- In a basin, mix 1 part of bleach with 9 parts of water. It
- Submerge the pruning shears in the disinfectant solution for 30 minutes.
- Wipe the pruning shears with a clean cloth and wipe the hinges with WD-40 to prevent rusting.
- Start using them in cleaning up your spider plants.
- Repeat the disinfection process every time you use your gardening tools.
Pro tip: Designate one pruning shear for your indoor plants and one for your outdoor plants. With that, you will lessen the risk of spreading pathogens or fungal diseases from outdoor plants to indoor plants.
Toxicity of Spider Plants
According to ASPCA or the American Society for the Prevention of Cruelty to Animals, spider plants have low toxicity levels and do not pose any threat to your kids and pets.
Cats, however, are obsessed with this plant and may attempt to eat it. Ingesting the leaves of spider plants may cause vomiting and diarrhea in cats due to its open contents.
Since it is safe to place it around the house, a spider plant is a versatile accent to every corner of the house, whether you want them hanging, on the table, or in the empty corners of the house.
We hope that this post has helped teach you how to prune a spider plant. It may look intimidating at first but once you get a hang of it, pruning will grow on you. You will notice yourself tidying up your other plants as well.
Let us know in the comments how many pups you were able to cut from your mother plant.

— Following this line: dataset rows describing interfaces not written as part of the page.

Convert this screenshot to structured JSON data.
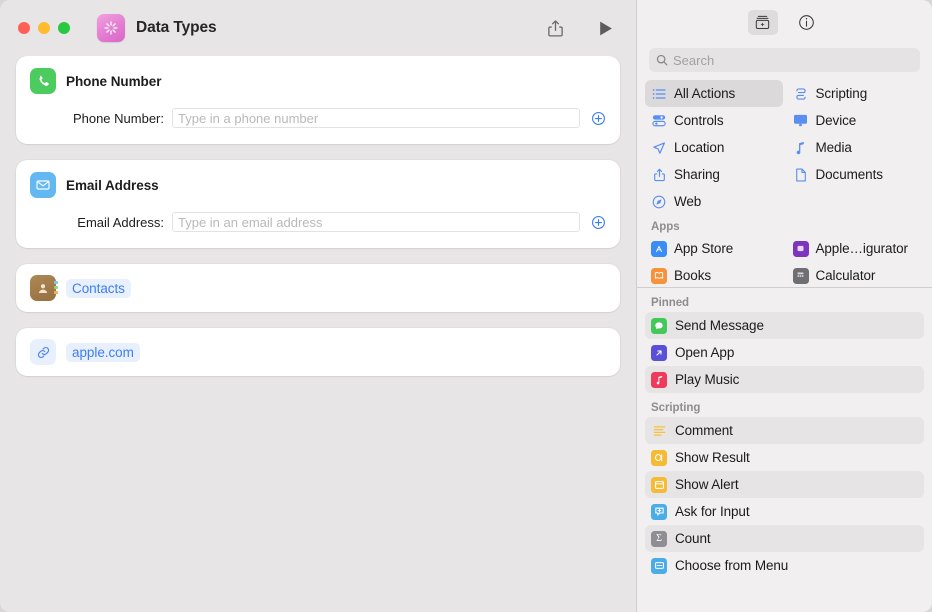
{
  "window": {
    "title": "Data Types",
    "app_icon": "shortcuts-icon",
    "traffic_lights": [
      "close",
      "minimize",
      "zoom"
    ]
  },
  "toolbar": {
    "share_label": "share-icon",
    "run_label": "run-icon"
  },
  "editor": {
    "actions": [
      {
        "type": "action",
        "icon": "phone-icon",
        "icon_color": "#4ccb5f",
        "title": "Phone Number",
        "field_label": "Phone Number:",
        "field_value": "",
        "field_placeholder": "Type in a phone number",
        "add_button": "add-variable-icon"
      },
      {
        "type": "action",
        "icon": "mail-icon",
        "icon_color": "#63b8f2",
        "title": "Email Address",
        "field_label": "Email Address:",
        "field_value": "",
        "field_placeholder": "Type in an email address",
        "add_button": "add-variable-icon"
      },
      {
        "type": "token",
        "icon": "contacts-app-icon",
        "token": "Contacts"
      },
      {
        "type": "token",
        "icon": "link-icon",
        "token": "apple.com"
      }
    ]
  },
  "sidebar": {
    "toolbar": {
      "library_tab": "action-library-icon",
      "info_tab": "info-circle-icon"
    },
    "search": {
      "placeholder": "Search",
      "value": "",
      "icon": "search-icon"
    },
    "categories": [
      {
        "label": "All Actions",
        "icon": "list-bullet-icon",
        "selected": true
      },
      {
        "label": "Scripting",
        "icon": "scroll-icon",
        "selected": false
      },
      {
        "label": "Controls",
        "icon": "controls-icon",
        "selected": false
      },
      {
        "label": "Device",
        "icon": "display-icon",
        "selected": false
      },
      {
        "label": "Location",
        "icon": "paperplane-icon",
        "selected": false
      },
      {
        "label": "Media",
        "icon": "music-note-icon",
        "selected": false
      },
      {
        "label": "Sharing",
        "icon": "share-icon",
        "selected": false
      },
      {
        "label": "Documents",
        "icon": "document-icon",
        "selected": false
      },
      {
        "label": "Web",
        "icon": "safari-icon",
        "selected": false
      }
    ],
    "apps_header": "Apps",
    "apps": [
      {
        "label": "App Store",
        "icon": "app-store-icon",
        "color": "#3a8df5"
      },
      {
        "label": "Apple…igurator",
        "icon": "apple-configurator-icon",
        "color": "#7d35c0"
      },
      {
        "label": "Books",
        "icon": "books-icon",
        "color": "#f7913a"
      },
      {
        "label": "Calculator",
        "icon": "calculator-icon",
        "color": "#6e6e73"
      }
    ],
    "sections": [
      {
        "header": "Pinned",
        "items": [
          {
            "label": "Send Message",
            "icon": "messages-icon",
            "color": "#45c85a",
            "glyph": "●"
          },
          {
            "label": "Open App",
            "icon": "open-app-icon",
            "color": "#5a50d8",
            "glyph": "↗"
          },
          {
            "label": "Play Music",
            "icon": "music-icon",
            "color": "#ef3b5b",
            "glyph": "♫"
          }
        ]
      },
      {
        "header": "Scripting",
        "items": [
          {
            "label": "Comment",
            "icon": "comment-icon",
            "color": "#f5c13c",
            "glyph": "≡"
          },
          {
            "label": "Show Result",
            "icon": "show-result-icon",
            "color": "#f5bb34",
            "glyph": "⧉"
          },
          {
            "label": "Show Alert",
            "icon": "show-alert-icon",
            "color": "#f5bb34",
            "glyph": "▣"
          },
          {
            "label": "Ask for Input",
            "icon": "ask-input-icon",
            "color": "#4aade8",
            "glyph": "+"
          },
          {
            "label": "Count",
            "icon": "count-icon",
            "color": "#8e8e93",
            "glyph": "Σ"
          },
          {
            "label": "Choose from Menu",
            "icon": "menu-icon",
            "color": "#4aade8",
            "glyph": "▭"
          }
        ]
      }
    ]
  },
  "colors": {
    "accent": "#3b7ff2",
    "token_bg": "#e8f0fe",
    "canvas": "#e7e5e5",
    "sidebar": "#f1efef"
  }
}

Lastly, if you find this post helpful, please don’t forget to share it with your friends so they can propagate and maintain the vigor and beauty of their spider plants.